London, Amsterdam, Rome, The City of Lights… now it’s time to pack up my things and head off to a new city. I’ve been anticipating my visit to the Cataluña region this entire semester. There’s a plethora of things to do in Barcelona. The natural beaches, mountain landscapes, and immense churches attract millions of tourists each year. It’s my turn now.
It’s been forever since I’ve run along the coast. My body is always itching for a way to connect closer to nature. The flight from Paris to Barcelona was quick and I had a couple of hours to myself to wait for Emilio. Our hostel was only a 2 miles away from Barceloneta beach so I laced up my shoes and headed for la playa. The crisp air of the Mediterranean was refreshing. It was nice to enjoy a new city without the usual routine of going to the museum, walking around, using the subway.
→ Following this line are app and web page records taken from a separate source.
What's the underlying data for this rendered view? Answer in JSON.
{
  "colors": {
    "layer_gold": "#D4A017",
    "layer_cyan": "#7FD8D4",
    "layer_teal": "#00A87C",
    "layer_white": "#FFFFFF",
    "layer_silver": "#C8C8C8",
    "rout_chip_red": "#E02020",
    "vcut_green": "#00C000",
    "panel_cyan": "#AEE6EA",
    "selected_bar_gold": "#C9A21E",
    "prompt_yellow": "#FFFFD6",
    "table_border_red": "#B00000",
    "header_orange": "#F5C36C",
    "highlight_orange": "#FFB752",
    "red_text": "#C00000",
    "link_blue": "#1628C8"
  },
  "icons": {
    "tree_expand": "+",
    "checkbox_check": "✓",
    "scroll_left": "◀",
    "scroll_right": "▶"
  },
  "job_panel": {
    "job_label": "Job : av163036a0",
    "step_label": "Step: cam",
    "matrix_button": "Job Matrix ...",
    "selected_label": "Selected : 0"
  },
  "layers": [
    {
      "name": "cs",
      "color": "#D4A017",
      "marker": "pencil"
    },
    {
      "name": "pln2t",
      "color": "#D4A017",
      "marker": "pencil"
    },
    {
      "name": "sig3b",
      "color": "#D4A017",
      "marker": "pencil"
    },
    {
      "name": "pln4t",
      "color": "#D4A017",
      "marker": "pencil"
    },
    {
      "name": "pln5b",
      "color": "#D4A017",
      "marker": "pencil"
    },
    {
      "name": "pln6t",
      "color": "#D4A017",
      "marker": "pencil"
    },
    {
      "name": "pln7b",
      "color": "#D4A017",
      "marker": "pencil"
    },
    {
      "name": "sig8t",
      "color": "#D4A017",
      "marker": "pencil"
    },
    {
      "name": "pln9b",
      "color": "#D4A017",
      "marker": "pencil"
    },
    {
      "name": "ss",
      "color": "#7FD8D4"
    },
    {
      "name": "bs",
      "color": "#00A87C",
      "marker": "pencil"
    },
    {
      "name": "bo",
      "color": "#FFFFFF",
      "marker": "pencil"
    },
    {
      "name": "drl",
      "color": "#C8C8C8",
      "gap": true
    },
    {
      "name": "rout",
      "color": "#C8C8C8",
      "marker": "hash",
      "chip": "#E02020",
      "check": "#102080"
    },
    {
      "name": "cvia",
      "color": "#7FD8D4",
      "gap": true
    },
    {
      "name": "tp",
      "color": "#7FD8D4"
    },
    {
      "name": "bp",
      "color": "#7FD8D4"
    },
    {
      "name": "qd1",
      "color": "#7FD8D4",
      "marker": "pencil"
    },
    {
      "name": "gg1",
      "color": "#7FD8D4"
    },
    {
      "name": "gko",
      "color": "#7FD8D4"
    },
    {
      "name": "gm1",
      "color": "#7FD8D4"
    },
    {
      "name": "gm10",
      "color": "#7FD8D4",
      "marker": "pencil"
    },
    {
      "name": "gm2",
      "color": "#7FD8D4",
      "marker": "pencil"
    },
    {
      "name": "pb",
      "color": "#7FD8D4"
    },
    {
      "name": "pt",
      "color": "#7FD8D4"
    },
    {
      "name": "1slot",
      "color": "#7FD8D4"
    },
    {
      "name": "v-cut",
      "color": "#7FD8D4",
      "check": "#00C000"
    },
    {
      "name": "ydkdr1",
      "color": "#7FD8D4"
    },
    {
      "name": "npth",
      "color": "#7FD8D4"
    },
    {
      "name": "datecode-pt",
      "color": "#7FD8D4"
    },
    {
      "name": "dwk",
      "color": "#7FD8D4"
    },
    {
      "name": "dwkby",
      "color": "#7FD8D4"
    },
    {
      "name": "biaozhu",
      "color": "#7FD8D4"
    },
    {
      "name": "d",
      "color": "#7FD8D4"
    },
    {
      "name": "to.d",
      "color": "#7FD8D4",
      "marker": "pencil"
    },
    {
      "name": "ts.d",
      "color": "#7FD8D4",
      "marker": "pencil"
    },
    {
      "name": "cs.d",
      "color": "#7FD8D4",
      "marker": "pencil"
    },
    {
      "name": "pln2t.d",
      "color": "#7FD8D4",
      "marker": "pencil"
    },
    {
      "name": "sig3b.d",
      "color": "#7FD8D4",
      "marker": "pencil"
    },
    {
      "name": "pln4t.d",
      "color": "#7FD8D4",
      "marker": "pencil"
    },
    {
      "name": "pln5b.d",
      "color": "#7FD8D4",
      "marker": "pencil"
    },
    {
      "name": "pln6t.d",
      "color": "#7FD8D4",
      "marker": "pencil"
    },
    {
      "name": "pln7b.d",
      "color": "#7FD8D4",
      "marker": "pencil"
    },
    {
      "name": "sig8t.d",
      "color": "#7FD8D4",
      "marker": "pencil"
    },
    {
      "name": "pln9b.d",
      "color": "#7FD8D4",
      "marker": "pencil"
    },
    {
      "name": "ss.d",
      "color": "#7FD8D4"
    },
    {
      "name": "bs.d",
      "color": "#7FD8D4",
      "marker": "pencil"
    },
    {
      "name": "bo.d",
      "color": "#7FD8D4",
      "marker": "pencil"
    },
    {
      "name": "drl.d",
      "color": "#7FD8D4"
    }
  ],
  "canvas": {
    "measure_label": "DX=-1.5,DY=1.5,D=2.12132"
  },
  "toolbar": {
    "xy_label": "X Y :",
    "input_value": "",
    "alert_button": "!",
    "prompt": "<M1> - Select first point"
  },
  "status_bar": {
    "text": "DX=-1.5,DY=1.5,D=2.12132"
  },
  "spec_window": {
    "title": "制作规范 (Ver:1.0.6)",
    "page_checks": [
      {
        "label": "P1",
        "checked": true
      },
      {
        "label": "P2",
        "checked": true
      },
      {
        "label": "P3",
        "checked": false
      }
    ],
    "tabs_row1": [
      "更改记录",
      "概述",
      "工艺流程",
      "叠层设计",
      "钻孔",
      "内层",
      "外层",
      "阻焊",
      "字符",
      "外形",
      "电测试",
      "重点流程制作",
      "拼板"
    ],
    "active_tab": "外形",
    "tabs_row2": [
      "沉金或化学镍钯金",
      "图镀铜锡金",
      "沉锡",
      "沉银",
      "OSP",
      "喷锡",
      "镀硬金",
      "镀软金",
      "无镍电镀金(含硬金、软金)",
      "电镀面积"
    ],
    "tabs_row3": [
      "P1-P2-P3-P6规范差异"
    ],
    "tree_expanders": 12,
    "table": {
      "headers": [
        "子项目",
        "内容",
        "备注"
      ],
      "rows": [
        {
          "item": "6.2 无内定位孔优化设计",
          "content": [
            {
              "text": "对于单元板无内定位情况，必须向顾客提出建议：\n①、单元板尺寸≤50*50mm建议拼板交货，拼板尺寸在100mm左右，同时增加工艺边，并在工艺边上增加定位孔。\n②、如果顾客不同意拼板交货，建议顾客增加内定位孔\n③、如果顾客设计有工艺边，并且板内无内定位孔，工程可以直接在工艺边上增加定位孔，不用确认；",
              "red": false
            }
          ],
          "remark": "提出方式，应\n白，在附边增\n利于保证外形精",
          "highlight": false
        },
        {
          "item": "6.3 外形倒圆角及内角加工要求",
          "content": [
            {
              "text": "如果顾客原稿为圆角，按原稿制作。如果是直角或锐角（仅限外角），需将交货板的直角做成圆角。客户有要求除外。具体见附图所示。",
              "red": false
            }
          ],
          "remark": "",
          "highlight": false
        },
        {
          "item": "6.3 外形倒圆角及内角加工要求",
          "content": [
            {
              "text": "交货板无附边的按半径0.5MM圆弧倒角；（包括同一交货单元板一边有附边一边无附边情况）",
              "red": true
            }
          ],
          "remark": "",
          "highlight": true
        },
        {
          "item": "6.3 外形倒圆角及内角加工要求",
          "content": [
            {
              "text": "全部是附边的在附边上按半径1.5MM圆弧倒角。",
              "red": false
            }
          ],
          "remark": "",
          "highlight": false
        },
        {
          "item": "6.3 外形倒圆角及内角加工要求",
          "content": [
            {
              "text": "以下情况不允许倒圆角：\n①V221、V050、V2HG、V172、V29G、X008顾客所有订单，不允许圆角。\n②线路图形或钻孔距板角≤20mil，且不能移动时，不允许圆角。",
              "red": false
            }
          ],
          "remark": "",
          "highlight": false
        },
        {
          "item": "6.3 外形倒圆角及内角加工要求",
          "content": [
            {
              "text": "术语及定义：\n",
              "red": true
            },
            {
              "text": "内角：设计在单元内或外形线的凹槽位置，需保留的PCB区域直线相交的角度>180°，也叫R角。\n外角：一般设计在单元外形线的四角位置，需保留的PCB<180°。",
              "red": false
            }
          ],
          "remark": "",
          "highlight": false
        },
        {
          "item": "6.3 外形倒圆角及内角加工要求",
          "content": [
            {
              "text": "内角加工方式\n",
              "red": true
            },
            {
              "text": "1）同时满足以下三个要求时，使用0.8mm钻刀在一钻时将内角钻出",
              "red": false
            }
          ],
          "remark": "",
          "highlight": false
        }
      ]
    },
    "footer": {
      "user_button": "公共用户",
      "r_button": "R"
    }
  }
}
Emilio arrived after spending time in Amsterdam with Jay. He needed some time to rest so while he napped I put on my running shoes and headed out again to the city. This time I made my way over to the massive Sagrada Familia church. For many people, the Sagrada Familia is on the top of everyone’s list for things to do in Barcelona. Don’t make the same mistake I did. Plan ahead in advance and buy your tickets early if you want to check out the inside.
When Emilio woke up, he told me he wanted to check out the beach. Barcelona is hands down the European version of Los Angeles, California. Walking down the streets next to the sand feels just like Venice. On the actual beach, there are dozens of “salesmen” wandering around, asking tourists if they want “Mojiiiiiiiitoooooooooo’s.”
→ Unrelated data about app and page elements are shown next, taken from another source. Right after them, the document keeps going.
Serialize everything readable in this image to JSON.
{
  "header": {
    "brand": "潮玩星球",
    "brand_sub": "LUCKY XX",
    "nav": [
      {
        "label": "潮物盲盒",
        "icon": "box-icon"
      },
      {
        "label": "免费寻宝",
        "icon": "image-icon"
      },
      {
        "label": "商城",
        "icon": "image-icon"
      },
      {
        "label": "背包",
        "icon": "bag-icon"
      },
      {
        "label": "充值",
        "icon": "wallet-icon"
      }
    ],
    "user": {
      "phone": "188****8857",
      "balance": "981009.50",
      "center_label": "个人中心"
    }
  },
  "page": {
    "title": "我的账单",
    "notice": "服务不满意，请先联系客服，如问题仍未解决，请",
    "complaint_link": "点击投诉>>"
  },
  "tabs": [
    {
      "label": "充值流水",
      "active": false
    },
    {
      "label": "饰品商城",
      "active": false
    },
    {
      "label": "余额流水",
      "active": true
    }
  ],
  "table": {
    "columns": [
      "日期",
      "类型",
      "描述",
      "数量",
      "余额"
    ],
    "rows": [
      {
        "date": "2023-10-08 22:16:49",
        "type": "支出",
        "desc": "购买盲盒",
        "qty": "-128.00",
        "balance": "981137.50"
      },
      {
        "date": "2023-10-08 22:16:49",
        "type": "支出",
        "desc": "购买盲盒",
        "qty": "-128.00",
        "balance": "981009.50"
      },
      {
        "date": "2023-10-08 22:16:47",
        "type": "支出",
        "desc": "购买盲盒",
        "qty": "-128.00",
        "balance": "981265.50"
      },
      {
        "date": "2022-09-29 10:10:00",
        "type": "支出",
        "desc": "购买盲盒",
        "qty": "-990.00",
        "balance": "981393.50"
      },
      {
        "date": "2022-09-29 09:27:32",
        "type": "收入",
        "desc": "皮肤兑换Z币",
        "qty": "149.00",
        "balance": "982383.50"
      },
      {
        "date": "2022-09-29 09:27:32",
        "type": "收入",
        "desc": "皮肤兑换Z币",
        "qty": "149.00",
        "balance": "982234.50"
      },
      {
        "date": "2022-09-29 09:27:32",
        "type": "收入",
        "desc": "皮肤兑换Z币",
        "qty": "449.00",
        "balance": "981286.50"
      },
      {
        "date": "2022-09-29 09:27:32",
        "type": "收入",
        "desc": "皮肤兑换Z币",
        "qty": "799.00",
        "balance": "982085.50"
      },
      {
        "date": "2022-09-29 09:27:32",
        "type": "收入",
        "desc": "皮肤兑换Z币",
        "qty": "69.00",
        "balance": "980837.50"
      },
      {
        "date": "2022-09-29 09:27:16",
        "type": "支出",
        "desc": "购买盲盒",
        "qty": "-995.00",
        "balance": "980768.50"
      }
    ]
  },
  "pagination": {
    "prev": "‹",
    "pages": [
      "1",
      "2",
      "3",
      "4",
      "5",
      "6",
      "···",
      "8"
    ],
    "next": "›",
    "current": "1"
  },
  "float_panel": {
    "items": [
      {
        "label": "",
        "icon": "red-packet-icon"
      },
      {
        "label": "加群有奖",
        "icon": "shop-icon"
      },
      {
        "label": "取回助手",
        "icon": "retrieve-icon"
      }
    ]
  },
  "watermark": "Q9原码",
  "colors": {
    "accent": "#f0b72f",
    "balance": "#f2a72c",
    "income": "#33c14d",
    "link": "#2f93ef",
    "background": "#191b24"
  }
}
Where Do We Head off Now?
Barcelona’s subway system was easy to figure out, and in addition more people spoke English here in contrast with Madrid. This made it simple to check off all of our priorities for things to do in Barcelona. We managed to follow around a random group of other study abroad students hosting a “pub crawl.” It was a spontaneous decision, as we heard a group of people our age all speaking English and decided to follow them. Surprisingly, I ran into some people who recognized me. They were two girls from the NYU swim team, and the first thing they asked was “do you run track?” Out of all the things to do in Barcelona I managed to find some NYU kids who recognized me? Wow.
The Hostel leader, “Harry,” immediately knew we weren’t part of the original group. It didn’t matter, she accepted us implying “the more the merrier” and said we would get a free ticket over to a club called “Opium” which was a sweet hookup.
“Opium” was a seizure waiting to happen with all of the ridiculous amounts of lights and special effects to go along with the music. Outside of this madness, however, was the beach. Despite being 2AM there were plenty of locals and tourists walking near the water at night.
That wasn’t the only thing going on out here. Emilio and I saw a dude strip off all of his clothes and swim far out into the water yelling things in Spanish and Catalan.
One more night left in this coastal city. The landscape surrounding Parc Güell definitely feels like California with all of the mountains and the skyline overlooking the city. Hiking around this place was one of my favorite things to do in Barcelona.
The unique architecture here is stunning too. While talking to the locals here in Barcelona I take note about how much my Spanish has improved over the past couple of months. When I first arrived here, I was intimidated about ordering a hamburger. Now I can give different opinions in Spanish without people asking me to repeat myself 10 times over. Sometimes Emilio and I will sit back and translate other people’s arguments. Always enjoyable.
The Last Night
It’s nearly midnight. After dinner, Emilio and I decided to wander around the city. No surprise, we made our way back to Barceloneta beach. It was quiet out here now, in contrast to the fiesta vibe throughout the day with all of the tourists.
On the beach, there are amazing sand castles just a 5 minute walk away from each other. A dragon sandcastle set up with a match and a lighter to give off the impression that he’s breathing fire captures my attention. Another sandcastle with a complete replica of the Sagrada Familia has a basket right in front of it for those who witnessed its greatness. A man stands right next to the castle. He claims he’s the one who sculpted it by hand. Is he lying? It’s possible. I’ll admit, it’s a clever way to pick up some extra cash.
A group of guys our age walk up to check out the Sagrada Familia castle. They’re from Germany, but Emilio and I instantly hit it off with them. We talked about sports, cars…our recent travels…and it felt like we’ve known these people for years.
Sadly, I came to the realization that comes with traveling frequently abroad. Most of the temporary relationships you have at each new city can be quite good. And yes. Short lived.
It makes you realize that this is true in all aspects of life. You need to be thankful for everything positive in your life right now. Take into account perspective. It’s easy to complain about something that you want, but you need to be thankful for what you have right now.
Even with the people very close to you. You never know if these people can suddenly take off without warning. People come and go. It’s impossible to replicate your favorite experiences in life
The next time you find yourself angry, do a quick “mental” check-in and ask yourself if it’s really worth it to bring out this aura of hate.